▶ [RAW DATA]

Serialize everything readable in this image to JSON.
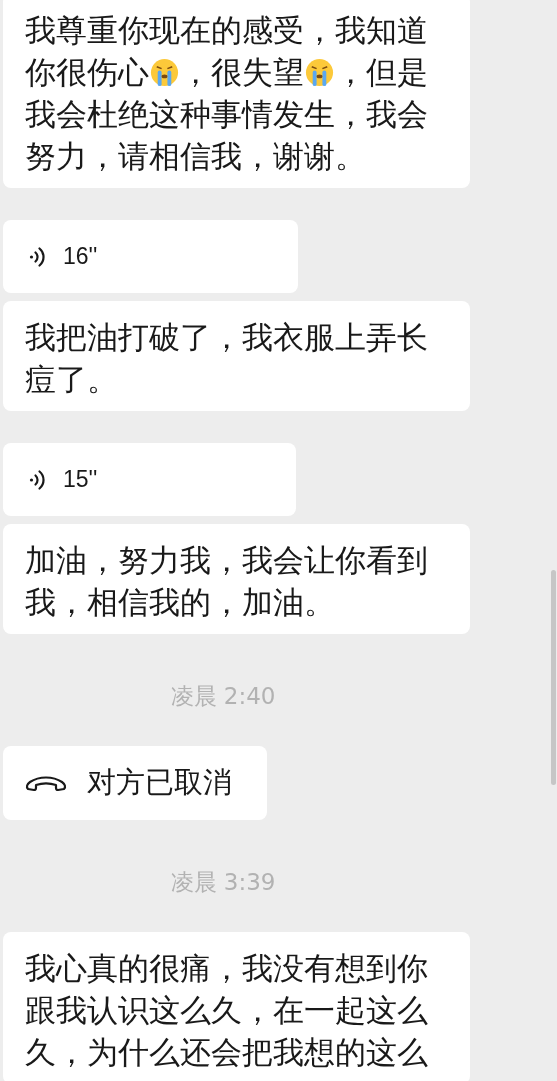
{
  "messages": [
    {
      "kind": "text",
      "segments": [
        {
          "kind": "text",
          "text": "我尊重你现在的感受，我知道你很伤心"
        },
        {
          "kind": "emoji"
        },
        {
          "kind": "text",
          "text": "，很失望"
        },
        {
          "kind": "emoji"
        },
        {
          "kind": "text",
          "text": "，但是我会杜绝这种事情发生，我会努力，请相信我，谢谢。"
        }
      ]
    },
    {
      "kind": "voice",
      "duration": "16''",
      "transcript": "我把油打破了，我衣服上弄长痘了。"
    },
    {
      "kind": "voice",
      "duration": "15''",
      "transcript": "加油，努力我，我会让你看到我，相信我的，加油。"
    },
    {
      "kind": "time",
      "text": "凌晨 2:40"
    },
    {
      "kind": "call",
      "text": "对方已取消"
    },
    {
      "kind": "time",
      "text": "凌晨 3:39"
    },
    {
      "kind": "text",
      "segments": [
        {
          "kind": "text",
          "text": "我心真的很痛，我没有想到你跟我认识这么久，在一起这么久，为什么还会把我想的这么"
        }
      ]
    }
  ]
}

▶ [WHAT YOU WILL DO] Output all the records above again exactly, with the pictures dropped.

▶ [RESULT FOR THIS TASK]
Serialize everything readable in this image to JSON.
{
  "messages": [
    {
      "kind": "text",
      "segments": [
        {
          "kind": "text",
          "text": "我尊重你现在的感受，我知道你很伤心"
        },
        {
          "kind": "emoji"
        },
        {
          "kind": "text",
          "text": "，很失望"
        },
        {
          "kind": "emoji"
        },
        {
          "kind": "text",
          "text": "，但是我会杜绝这种事情发生，我会努力，请相信我，谢谢。"
        }
      ]
    },
    {
      "kind": "voice",
      "duration": "16''",
      "transcript": "我把油打破了，我衣服上弄长痘了。"
    },
    {
      "kind": "voice",
      "duration": "15''",
      "transcript": "加油，努力我，我会让你看到我，相信我的，加油。"
    },
    {
      "kind": "time",
      "text": "凌晨 2:40"
    },
    {
      "kind": "call",
      "text": "对方已取消"
    },
    {
      "kind": "time",
      "text": "凌晨 3:39"
    },
    {
      "kind": "text",
      "segments": [
        {
          "kind": "text",
          "text": "我心真的很痛，我没有想到你跟我认识这么久，在一起这么久，为什么还会把我想的这么"
        }
      ]
    }
  ]
}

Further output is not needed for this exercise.